MEMBERS of the Australian Defence Force (ADF), NSW Police Rescue and other agencies will launch a large-scale search of the Barrington Tops next week in a bid to locate the lost Cessna aircraft VH-MDX which went missing 32 years ago.
‘Project Wittenoom’ has been several months in the planning and hopes to use new information and new technologies to locate the plane which went missing shortly before 8pm on August 9, 1981, somewhere over the Barrington Tops.
No trace of the plane or the five men on board has ever been found. To this day it is the only unsolved aviation disaster to have occurred on mainland Australia.
But now a joint-agency project involving NSW Police Rescue, the air force, NSW Ambulance, the SES, RFS, National Parks and Wildlife Service, VRA and the Bushwalkers Wilderness Rescue Squad is hoping it can succeed where so many previous attempts to find the missing plane have failed.
“The Bushwalkers Wilderness Rescue Squad was involved in the original search for the plane in 1981,” member Glenn Horrocks says in a new YouTube video about Project Wittenoom.
“What’s different about this particular search is Police Rescue has come onboard which has allowed us to research evidence behind the crash in much greater detail than ever before.”
The man who will be coordinating Project Wittenoom is the State commander of the Police Rescue and Bomb Disposal Unit Brenton Charlton.
Commander Charlton contacted the Gloucester Advocate in April seeking more information about the missing plane after the paper published several articles with local aviation historian and VH-MDX expert Don Readford.
“We’ve conducted two recos (reconnaissance missions) in the past couple of months mainly to address safety and ease of access concerns,” he said.
“Project Wittenoom has two main objectives. The first is closure for the families of the five missing souls still onboard the aircraft and the second is to exercise, coordinate and test all our LandSAR (Land Search and Rescue) capabilities in a remote area.”
Corporal Mark Nolan, a pilot in the Australian Army, has also been heavily involved in the effort to find VH-MDX.
He said new information discovered in the National Archives earlier this year had given members involved in Project Wittenoom renewed optimism that the plane could be located.

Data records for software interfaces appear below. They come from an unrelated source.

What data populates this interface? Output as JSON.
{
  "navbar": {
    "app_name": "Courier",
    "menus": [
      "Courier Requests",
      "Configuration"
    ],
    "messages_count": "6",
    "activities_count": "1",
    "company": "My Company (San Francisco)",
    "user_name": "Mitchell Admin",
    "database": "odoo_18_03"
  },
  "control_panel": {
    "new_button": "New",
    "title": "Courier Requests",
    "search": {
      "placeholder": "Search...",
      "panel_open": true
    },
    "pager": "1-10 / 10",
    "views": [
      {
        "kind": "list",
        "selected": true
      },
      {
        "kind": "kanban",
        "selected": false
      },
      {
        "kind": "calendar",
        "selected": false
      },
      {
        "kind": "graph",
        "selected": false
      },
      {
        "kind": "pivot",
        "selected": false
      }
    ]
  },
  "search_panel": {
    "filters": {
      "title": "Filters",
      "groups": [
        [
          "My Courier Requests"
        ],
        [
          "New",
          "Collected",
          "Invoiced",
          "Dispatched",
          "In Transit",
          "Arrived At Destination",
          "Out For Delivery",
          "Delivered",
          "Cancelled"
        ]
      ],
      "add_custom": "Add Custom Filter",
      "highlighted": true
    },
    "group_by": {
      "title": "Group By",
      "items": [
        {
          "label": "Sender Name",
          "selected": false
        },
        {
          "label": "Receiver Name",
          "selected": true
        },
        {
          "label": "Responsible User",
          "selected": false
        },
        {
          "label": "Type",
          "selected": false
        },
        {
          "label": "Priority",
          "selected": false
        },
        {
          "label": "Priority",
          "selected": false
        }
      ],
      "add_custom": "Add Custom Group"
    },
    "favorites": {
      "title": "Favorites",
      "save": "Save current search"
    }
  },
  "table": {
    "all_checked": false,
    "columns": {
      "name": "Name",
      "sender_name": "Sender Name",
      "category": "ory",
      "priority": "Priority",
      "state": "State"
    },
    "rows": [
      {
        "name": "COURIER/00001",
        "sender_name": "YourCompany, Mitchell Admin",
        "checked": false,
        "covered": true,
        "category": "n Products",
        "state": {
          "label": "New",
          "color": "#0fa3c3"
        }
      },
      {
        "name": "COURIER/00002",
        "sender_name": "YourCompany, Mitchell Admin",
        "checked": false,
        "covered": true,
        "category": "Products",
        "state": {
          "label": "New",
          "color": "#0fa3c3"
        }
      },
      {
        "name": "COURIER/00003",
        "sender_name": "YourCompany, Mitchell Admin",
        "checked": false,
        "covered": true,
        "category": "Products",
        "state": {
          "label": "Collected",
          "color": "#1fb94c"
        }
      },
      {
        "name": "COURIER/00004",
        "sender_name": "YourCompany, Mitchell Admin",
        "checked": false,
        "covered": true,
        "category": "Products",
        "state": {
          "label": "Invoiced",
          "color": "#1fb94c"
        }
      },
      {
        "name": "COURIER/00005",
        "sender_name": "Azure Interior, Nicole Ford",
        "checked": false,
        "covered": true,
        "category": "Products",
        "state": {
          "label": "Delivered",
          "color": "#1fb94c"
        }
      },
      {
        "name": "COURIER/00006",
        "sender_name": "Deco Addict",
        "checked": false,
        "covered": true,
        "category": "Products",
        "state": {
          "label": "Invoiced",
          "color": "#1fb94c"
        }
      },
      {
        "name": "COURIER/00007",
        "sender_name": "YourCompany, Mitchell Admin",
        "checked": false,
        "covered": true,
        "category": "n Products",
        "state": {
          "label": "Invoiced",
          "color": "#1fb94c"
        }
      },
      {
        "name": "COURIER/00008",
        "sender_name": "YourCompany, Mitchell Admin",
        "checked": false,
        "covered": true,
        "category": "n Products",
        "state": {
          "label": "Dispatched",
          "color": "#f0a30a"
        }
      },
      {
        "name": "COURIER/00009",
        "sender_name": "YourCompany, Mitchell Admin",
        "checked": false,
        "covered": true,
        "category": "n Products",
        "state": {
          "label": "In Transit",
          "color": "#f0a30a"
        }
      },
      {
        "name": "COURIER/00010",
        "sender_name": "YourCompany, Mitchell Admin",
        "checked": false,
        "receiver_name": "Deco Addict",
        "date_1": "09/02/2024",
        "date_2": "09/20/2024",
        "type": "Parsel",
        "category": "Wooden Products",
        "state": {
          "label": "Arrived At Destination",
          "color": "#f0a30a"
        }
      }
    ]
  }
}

“The information we discovered was new information and unreleased information that had been kept in the National Archives,” he said.
“Using that information and tools such as Lidar, which was not available during the original search, we believe we have a better than average chance of discovering the location of the aircraft.”
Mr Horrocks said the members of Project Wittenoom had also been using Google Earth to help track the plane’s final flight path.
“We use Google Earth to visualise what the flight path may have been over the ground, which means we can have a look at how the altitude is tracking against the ground,” he said.
“And that has allowed us to ... really limit the area down to where the plane is likely to be.”
Damian Hofman, from the NSW SES, said those involved in the ground search for the plane would need to be in peak physical condition.
“We’re looking for people with experience in overnight walking,” he said.
“They need a high level of fitness and preferably some level of medical training. The terrain we will be searching in is extreme.”
The ABC has already recorded a significant amount of footage as part of Project Wittenoom, which it hopes to make into a documentary.
A short five-minute film of the progress so far is now available on YouTube.
Corporal Nolan said he believed that there was a very good chance the plane would be discovered.
“I think 2013 is the year for it,” he said.
“There’s been a real concerted effort and there is a lot of professional and personal interest in finding it.”
The search will take place from October 17 to 21.
Read the Gloucester Advocate's story with local aviation historian and VH-MDX expert Don Readford here